Element data from apps and pages:
━━━━━━

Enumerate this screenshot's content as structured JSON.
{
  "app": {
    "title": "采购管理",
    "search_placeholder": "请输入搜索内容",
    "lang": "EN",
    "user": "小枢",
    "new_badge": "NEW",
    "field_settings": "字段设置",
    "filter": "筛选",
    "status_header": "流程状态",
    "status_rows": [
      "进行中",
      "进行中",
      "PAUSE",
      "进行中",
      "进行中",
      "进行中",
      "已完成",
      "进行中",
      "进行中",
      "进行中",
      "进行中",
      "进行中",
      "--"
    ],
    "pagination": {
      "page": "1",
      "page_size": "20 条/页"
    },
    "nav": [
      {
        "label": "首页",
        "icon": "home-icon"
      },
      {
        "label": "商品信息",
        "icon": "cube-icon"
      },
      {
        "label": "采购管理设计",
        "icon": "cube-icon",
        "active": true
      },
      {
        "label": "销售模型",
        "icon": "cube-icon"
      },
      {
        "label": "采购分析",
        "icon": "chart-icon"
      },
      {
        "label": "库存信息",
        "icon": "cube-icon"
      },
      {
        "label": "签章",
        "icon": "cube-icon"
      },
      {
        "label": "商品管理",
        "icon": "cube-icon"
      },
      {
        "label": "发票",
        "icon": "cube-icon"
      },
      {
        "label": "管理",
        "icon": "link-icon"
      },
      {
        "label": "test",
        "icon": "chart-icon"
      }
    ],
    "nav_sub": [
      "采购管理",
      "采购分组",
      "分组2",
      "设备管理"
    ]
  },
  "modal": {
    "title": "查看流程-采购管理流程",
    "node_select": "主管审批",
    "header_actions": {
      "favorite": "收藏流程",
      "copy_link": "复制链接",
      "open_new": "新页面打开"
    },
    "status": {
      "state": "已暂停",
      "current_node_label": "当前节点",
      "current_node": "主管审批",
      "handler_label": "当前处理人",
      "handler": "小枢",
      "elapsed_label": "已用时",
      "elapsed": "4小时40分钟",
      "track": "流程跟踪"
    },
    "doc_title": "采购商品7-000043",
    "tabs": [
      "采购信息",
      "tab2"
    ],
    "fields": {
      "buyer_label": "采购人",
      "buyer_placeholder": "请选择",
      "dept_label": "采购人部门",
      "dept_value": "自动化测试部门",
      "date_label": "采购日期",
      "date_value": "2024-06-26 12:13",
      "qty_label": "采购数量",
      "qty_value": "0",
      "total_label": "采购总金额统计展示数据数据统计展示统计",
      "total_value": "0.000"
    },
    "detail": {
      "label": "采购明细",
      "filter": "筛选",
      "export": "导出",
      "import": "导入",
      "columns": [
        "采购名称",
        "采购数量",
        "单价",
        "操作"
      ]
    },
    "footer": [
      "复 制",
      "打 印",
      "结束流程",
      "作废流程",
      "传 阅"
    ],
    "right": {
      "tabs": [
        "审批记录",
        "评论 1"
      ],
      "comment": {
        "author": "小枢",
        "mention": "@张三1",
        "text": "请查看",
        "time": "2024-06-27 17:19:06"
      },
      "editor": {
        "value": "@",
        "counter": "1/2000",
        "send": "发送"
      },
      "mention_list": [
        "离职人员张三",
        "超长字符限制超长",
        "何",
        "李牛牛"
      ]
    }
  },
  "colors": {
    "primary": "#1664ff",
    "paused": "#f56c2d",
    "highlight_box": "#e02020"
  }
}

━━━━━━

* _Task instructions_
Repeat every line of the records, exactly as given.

* _Task result_
Enumerate this screenshot's content as structured JSON.
{
  "app": {
    "title": "采购管理",
    "search_placeholder": "请输入搜索内容",
    "lang": "EN",
    "user": "小枢",
    "new_badge": "NEW",
    "field_settings": "字段设置",
    "filter": "筛选",
    "status_header": "流程状态",
    "status_rows": [
      "进行中",
      "进行中",
      "PAUSE",
      "进行中",
      "进行中",
      "进行中",
      "已完成",
      "进行中",
      "进行中",
      "进行中",
      "进行中",
      "进行中",
      "--"
    ],
    "pagination": {
      "page": "1",
      "page_size": "20 条/页"
    },
    "nav": [
      {
        "label": "首页",
        "icon": "home-icon"
      },
      {
        "label": "商品信息",
        "icon": "cube-icon"
      },
      {
        "label": "采购管理设计",
        "icon": "cube-icon",
        "active": true
      },
      {
        "label": "销售模型",
        "icon": "cube-icon"
      },
      {
        "label": "采购分析",
        "icon": "chart-icon"
      },
      {
        "label": "库存信息",
        "icon": "cube-icon"
      },
      {
        "label": "签章",
        "icon": "cube-icon"
      },
      {
        "label": "商品管理",
        "icon": "cube-icon"
      },
      {
        "label": "发票",
        "icon": "cube-icon"
      },
      {
        "label": "管理",
        "icon": "link-icon"
      },
      {
        "label": "test",
        "icon": "chart-icon"
      }
    ],
    "nav_sub": [
      "采购管理",
      "采购分组",
      "分组2",
      "设备管理"
    ]
  },
  "modal": {
    "title": "查看流程-采购管理流程",
    "node_select": "主管审批",
    "header_actions": {
      "favorite": "收藏流程",
      "copy_link": "复制链接",
      "open_new": "新页面打开"
    },
    "status": {
      "state": "已暂停",
      "current_node_label": "当前节点",
      "current_node": "主管审批",
      "handler_label": "当前处理人",
      "handler": "小枢",
      "elapsed_label": "已用时",
      "elapsed": "4小时40分钟",
      "track": "流程跟踪"
    },
    "doc_title": "采购商品7-000043",
    "tabs": [
      "采购信息",
      "tab2"
    ],
    "fields": {
      "buyer_label": "采购人",
      "buyer_placeholder": "请选择",
      "dept_label": "采购人部门",
      "dept_value": "自动化测试部门",
      "date_label": "采购日期",
      "date_value": "2024-06-26 12:13",
      "qty_label": "采购数量",
      "qty_value": "0",
      "total_label": "采购总金额统计展示数据数据统计展示统计",
      "total_value": "0.000"
    },
    "detail": {
      "label": "采购明细",
      "filter": "筛选",
      "export": "导出",
      "import": "导入",
      "columns": [
        "采购名称",
        "采购数量",
        "单价",
        "操作"
      ]
    },
    "footer": [
      "复 制",
      "打 印",
      "结束流程",
      "作废流程",
      "传 阅"
    ],
    "right": {
      "tabs": [
        "审批记录",
        "评论 1"
      ],
      "comment": {
        "author": "小枢",
        "mention": "@张三1",
        "text": "请查看",
        "time": "2024-06-27 17:19:06"
      },
      "editor": {
        "value": "@",
        "counter": "1/2000",
        "send": "发送"
      },
      "mention_list": [
        "离职人员张三",
        "超长字符限制超长",
        "何",
        "李牛牛"
      ]
    }
  },
  "colors": {
    "primary": "#1664ff",
    "paused": "#f56c2d",
    "highlight_box": "#e02020"
  }
}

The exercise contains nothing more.